## Instructions to follow:
In the entries, find all lines that hold the word "selected" and copy them.

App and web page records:
>>>

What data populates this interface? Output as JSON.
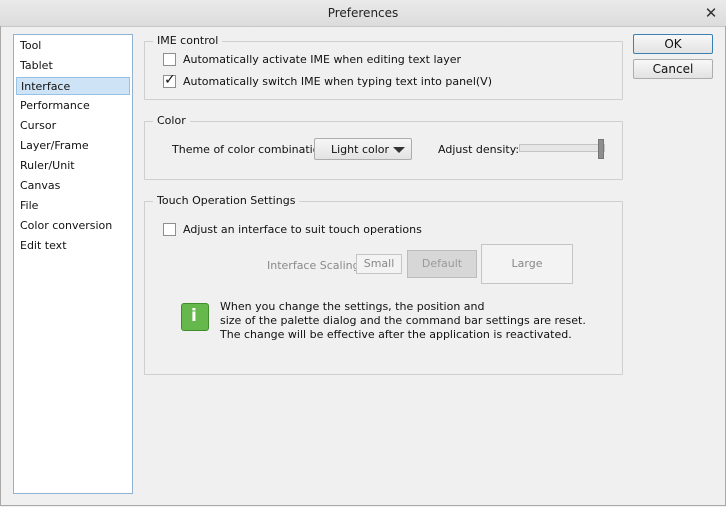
{
  "window": {
    "title": "Preferences",
    "close_glyph": "✕"
  },
  "sidebar": {
    "items": [
      {
        "label": "Tool"
      },
      {
        "label": "Tablet"
      },
      {
        "label": "Interface",
        "selected": true
      },
      {
        "label": "Performance"
      },
      {
        "label": "Cursor"
      },
      {
        "label": "Layer/Frame"
      },
      {
        "label": "Ruler/Unit"
      },
      {
        "label": "Canvas"
      },
      {
        "label": "File"
      },
      {
        "label": "Color conversion"
      },
      {
        "label": "Edit text"
      }
    ]
  },
  "ime": {
    "legend": "IME control",
    "auto_activate": {
      "label": "Automatically activate IME when editing text layer",
      "checked": false
    },
    "auto_switch": {
      "label": "Automatically switch IME when typing text into panel(V)",
      "checked": true
    }
  },
  "color": {
    "legend": "Color",
    "theme_label": "Theme of color combination:",
    "theme_value": "Light color",
    "density_label": "Adjust density:",
    "density_level": 1.0
  },
  "touch": {
    "legend": "Touch Operation Settings",
    "adjust": {
      "label": "Adjust an interface to suit touch operations",
      "checked": false
    },
    "scaling_label": "Interface Scaling:",
    "scale_small": "Small",
    "scale_default": "Default",
    "scale_large": "Large",
    "info_lines": [
      "When you change the settings, the position and",
      "size of the palette dialog and the command bar settings are reset.",
      "The change will be effective after the application is reactivated."
    ]
  },
  "buttons": {
    "ok": "OK",
    "cancel": "Cancel"
  },
  "colors": {
    "selection_bg": "#cfe3f7",
    "info_green": "#67b84c",
    "panel_bg": "#f0f0f0"
  }
}
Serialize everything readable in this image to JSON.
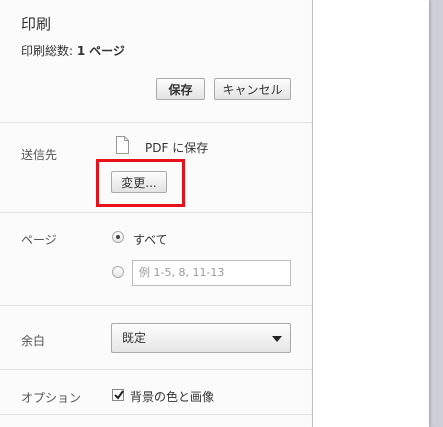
{
  "header": {
    "title": "印刷",
    "total_label": "印刷総数:",
    "total_value": "1",
    "total_unit": "ページ"
  },
  "buttons": {
    "save": "保存",
    "cancel": "キャンセル",
    "change": "変更..."
  },
  "destination": {
    "label": "送信先",
    "value": "PDF に保存",
    "icon": "pdf-document-icon"
  },
  "pages": {
    "label": "ページ",
    "all_option": "すべて",
    "selected": "all",
    "range_placeholder": "例 1-5, 8, 11-13"
  },
  "margins": {
    "label": "余白",
    "selected": "既定"
  },
  "options": {
    "label": "オプション",
    "background_label": "背景の色と画像",
    "background_checked": true
  },
  "colors": {
    "highlight": "#e8101a",
    "preview_background": "#ccd0d6"
  }
}
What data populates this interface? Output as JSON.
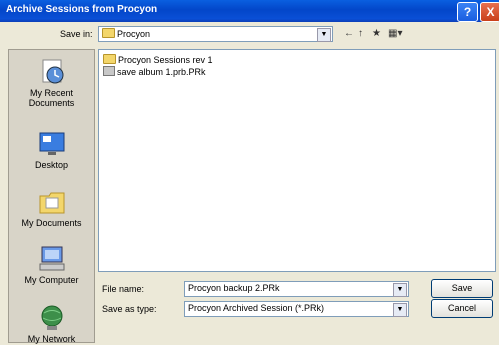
{
  "window": {
    "title": "Archive Sessions from Procyon",
    "help": "?",
    "close": "X"
  },
  "savein": {
    "label": "Save in:",
    "value": "Procyon"
  },
  "toolbar": {
    "back": "←",
    "up": "↑",
    "newfolder": "★",
    "views": "▦▾"
  },
  "sidebar": {
    "recent_line1": "My Recent",
    "recent_line2": "Documents",
    "desktop": "Desktop",
    "mydocs": "My Documents",
    "mycomputer": "My Computer",
    "mynetwork": "My Network"
  },
  "files": [
    {
      "name": "Procyon Sessions rev 1",
      "type": "folder"
    },
    {
      "name": "save album 1.prb.PRk",
      "type": "file"
    }
  ],
  "filename": {
    "label": "File name:",
    "value": "Procyon backup 2.PRk"
  },
  "filetype": {
    "label": "Save as type:",
    "value": "Procyon Archived Session (*.PRk)"
  },
  "buttons": {
    "save": "Save",
    "cancel": "Cancel"
  }
}
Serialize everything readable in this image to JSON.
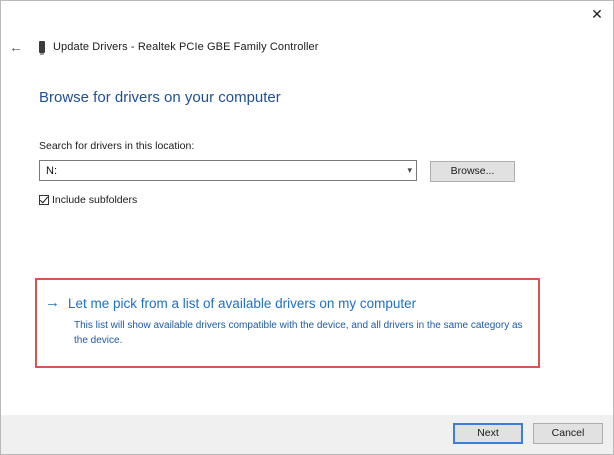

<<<

## Exercise solution:
        "selected": true
    "selected": "all",
    "selected": "既定"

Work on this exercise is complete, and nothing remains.